***** Supplied material
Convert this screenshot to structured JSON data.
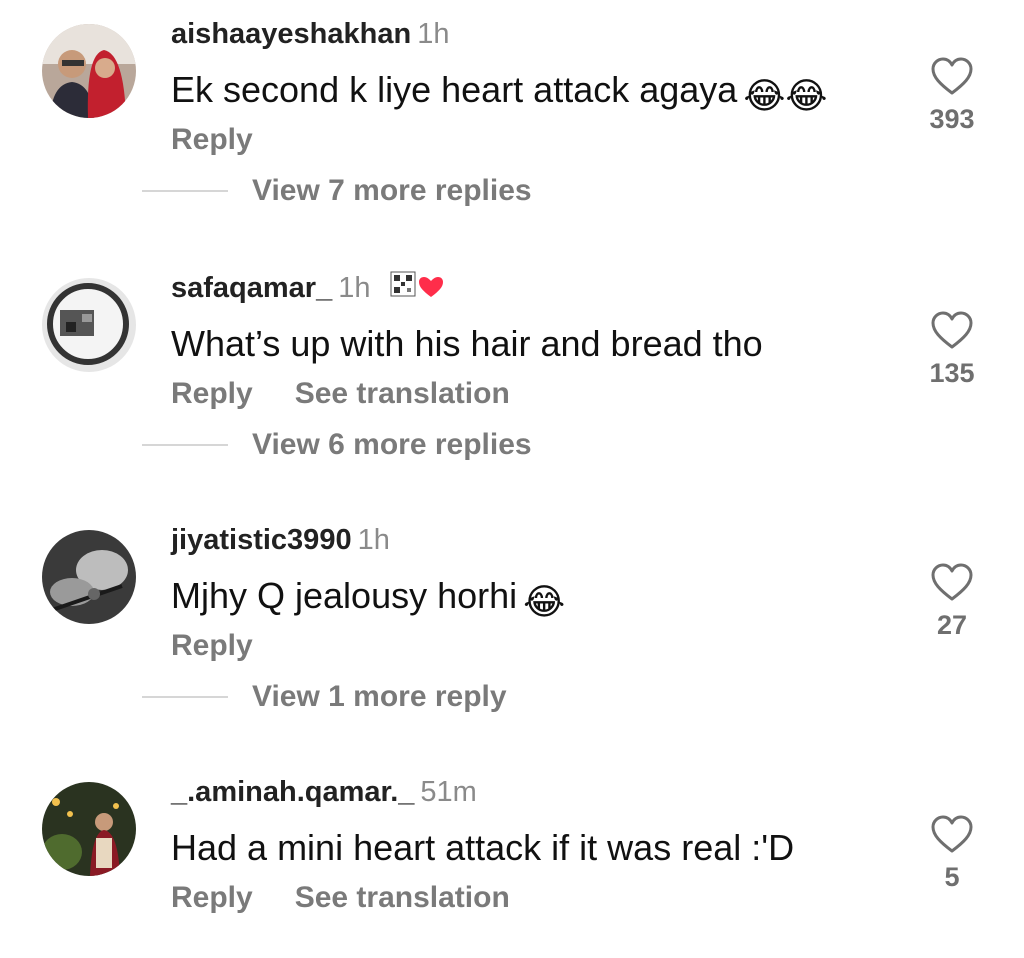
{
  "comments": [
    {
      "username": "aishaayeshakhan",
      "time": "1h",
      "text": "Ek second k liye heart attack agaya",
      "emojis": "😂😂",
      "reply_label": "Reply",
      "likes": "393",
      "view_replies": "View 7 more replies"
    },
    {
      "username": "safaqamar_",
      "time": "1h",
      "text": "What’s up with his hair and bread tho",
      "reply_label": "Reply",
      "translate_label": "See translation",
      "likes": "135",
      "view_replies": "View 6 more replies"
    },
    {
      "username": "jiyatistic3990",
      "time": "1h",
      "text": "Mjhy Q jealousy horhi",
      "emojis": "😂",
      "reply_label": "Reply",
      "likes": "27",
      "view_replies": "View 1 more reply"
    },
    {
      "username": "_.aminah.qamar._",
      "time": "51m",
      "text": "Had a mini heart attack if it was real :'D",
      "reply_label": "Reply",
      "translate_label": "See translation",
      "likes": "5"
    }
  ],
  "colors": {
    "username": "#222222",
    "secondary": "#7a7a7a",
    "badge_heart": "#ff2d4a"
  }
}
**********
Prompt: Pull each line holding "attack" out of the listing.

Response to this exercise:
      "text": "Ek second k liye heart attack agaya",
      "text": "Had a mini heart attack if it was real :'D",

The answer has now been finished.